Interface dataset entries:
===============
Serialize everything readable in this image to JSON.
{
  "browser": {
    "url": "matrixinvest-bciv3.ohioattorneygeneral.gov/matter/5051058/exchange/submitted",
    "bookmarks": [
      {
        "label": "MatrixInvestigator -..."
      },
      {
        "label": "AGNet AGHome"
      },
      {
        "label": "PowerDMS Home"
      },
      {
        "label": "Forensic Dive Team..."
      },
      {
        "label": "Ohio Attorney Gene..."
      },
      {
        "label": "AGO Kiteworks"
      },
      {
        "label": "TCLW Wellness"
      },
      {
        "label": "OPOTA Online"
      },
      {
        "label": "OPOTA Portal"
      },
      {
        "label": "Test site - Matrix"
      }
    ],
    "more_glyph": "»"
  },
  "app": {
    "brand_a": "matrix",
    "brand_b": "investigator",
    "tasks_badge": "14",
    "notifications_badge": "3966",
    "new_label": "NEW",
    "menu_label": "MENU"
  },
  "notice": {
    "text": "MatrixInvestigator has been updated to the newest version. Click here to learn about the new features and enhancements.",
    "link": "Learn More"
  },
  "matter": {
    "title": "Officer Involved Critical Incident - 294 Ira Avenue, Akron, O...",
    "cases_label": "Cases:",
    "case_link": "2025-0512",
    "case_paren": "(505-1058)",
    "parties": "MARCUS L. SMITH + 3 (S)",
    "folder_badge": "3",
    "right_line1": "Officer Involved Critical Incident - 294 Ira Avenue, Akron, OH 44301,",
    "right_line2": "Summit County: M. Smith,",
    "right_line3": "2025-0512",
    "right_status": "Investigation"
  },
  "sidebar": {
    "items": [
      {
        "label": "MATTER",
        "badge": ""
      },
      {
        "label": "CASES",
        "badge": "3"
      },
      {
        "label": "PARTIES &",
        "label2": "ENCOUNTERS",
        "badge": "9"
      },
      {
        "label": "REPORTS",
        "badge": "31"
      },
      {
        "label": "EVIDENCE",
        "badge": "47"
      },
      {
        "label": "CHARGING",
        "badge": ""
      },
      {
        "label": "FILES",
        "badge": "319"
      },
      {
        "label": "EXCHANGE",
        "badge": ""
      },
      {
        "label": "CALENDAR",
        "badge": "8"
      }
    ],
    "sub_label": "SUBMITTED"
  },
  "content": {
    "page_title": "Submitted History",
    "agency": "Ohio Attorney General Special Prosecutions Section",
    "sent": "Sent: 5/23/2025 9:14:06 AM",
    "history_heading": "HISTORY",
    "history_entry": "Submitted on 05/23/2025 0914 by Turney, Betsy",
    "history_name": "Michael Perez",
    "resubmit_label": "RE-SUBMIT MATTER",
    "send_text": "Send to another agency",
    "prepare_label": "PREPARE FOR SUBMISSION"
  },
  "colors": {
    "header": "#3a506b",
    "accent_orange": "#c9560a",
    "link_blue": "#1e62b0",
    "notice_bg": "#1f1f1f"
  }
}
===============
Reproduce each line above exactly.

* [Your solution]:
Serialize everything readable in this image to JSON.
{
  "browser": {
    "url": "matrixinvest-bciv3.ohioattorneygeneral.gov/matter/5051058/exchange/submitted",
    "bookmarks": [
      {
        "label": "MatrixInvestigator -..."
      },
      {
        "label": "AGNet AGHome"
      },
      {
        "label": "PowerDMS Home"
      },
      {
        "label": "Forensic Dive Team..."
      },
      {
        "label": "Ohio Attorney Gene..."
      },
      {
        "label": "AGO Kiteworks"
      },
      {
        "label": "TCLW Wellness"
      },
      {
        "label": "OPOTA Online"
      },
      {
        "label": "OPOTA Portal"
      },
      {
        "label": "Test site - Matrix"
      }
    ],
    "more_glyph": "»"
  },
  "app": {
    "brand_a": "matrix",
    "brand_b": "investigator",
    "tasks_badge": "14",
    "notifications_badge": "3966",
    "new_label": "NEW",
    "menu_label": "MENU"
  },
  "notice": {
    "text": "MatrixInvestigator has been updated to the newest version. Click here to learn about the new features and enhancements.",
    "link": "Learn More"
  },
  "matter": {
    "title": "Officer Involved Critical Incident - 294 Ira Avenue, Akron, O...",
    "cases_label": "Cases:",
    "case_link": "2025-0512",
    "case_paren": "(505-1058)",
    "parties": "MARCUS L. SMITH + 3 (S)",
    "folder_badge": "3",
    "right_line1": "Officer Involved Critical Incident - 294 Ira Avenue, Akron, OH 44301,",
    "right_line2": "Summit County: M. Smith,",
    "right_line3": "2025-0512",
    "right_status": "Investigation"
  },
  "sidebar": {
    "items": [
      {
        "label": "MATTER",
        "badge": ""
      },
      {
        "label": "CASES",
        "badge": "3"
      },
      {
        "label": "PARTIES &",
        "label2": "ENCOUNTERS",
        "badge": "9"
      },
      {
        "label": "REPORTS",
        "badge": "31"
      },
      {
        "label": "EVIDENCE",
        "badge": "47"
      },
      {
        "label": "CHARGING",
        "badge": ""
      },
      {
        "label": "FILES",
        "badge": "319"
      },
      {
        "label": "EXCHANGE",
        "badge": ""
      },
      {
        "label": "CALENDAR",
        "badge": "8"
      }
    ],
    "sub_label": "SUBMITTED"
  },
  "content": {
    "page_title": "Submitted History",
    "agency": "Ohio Attorney General Special Prosecutions Section",
    "sent": "Sent: 5/23/2025 9:14:06 AM",
    "history_heading": "HISTORY",
    "history_entry": "Submitted on 05/23/2025 0914 by Turney, Betsy",
    "history_name": "Michael Perez",
    "resubmit_label": "RE-SUBMIT MATTER",
    "send_text": "Send to another agency",
    "prepare_label": "PREPARE FOR SUBMISSION"
  },
  "colors": {
    "header": "#3a506b",
    "accent_orange": "#c9560a",
    "link_blue": "#1e62b0",
    "notice_bg": "#1f1f1f"
  }
}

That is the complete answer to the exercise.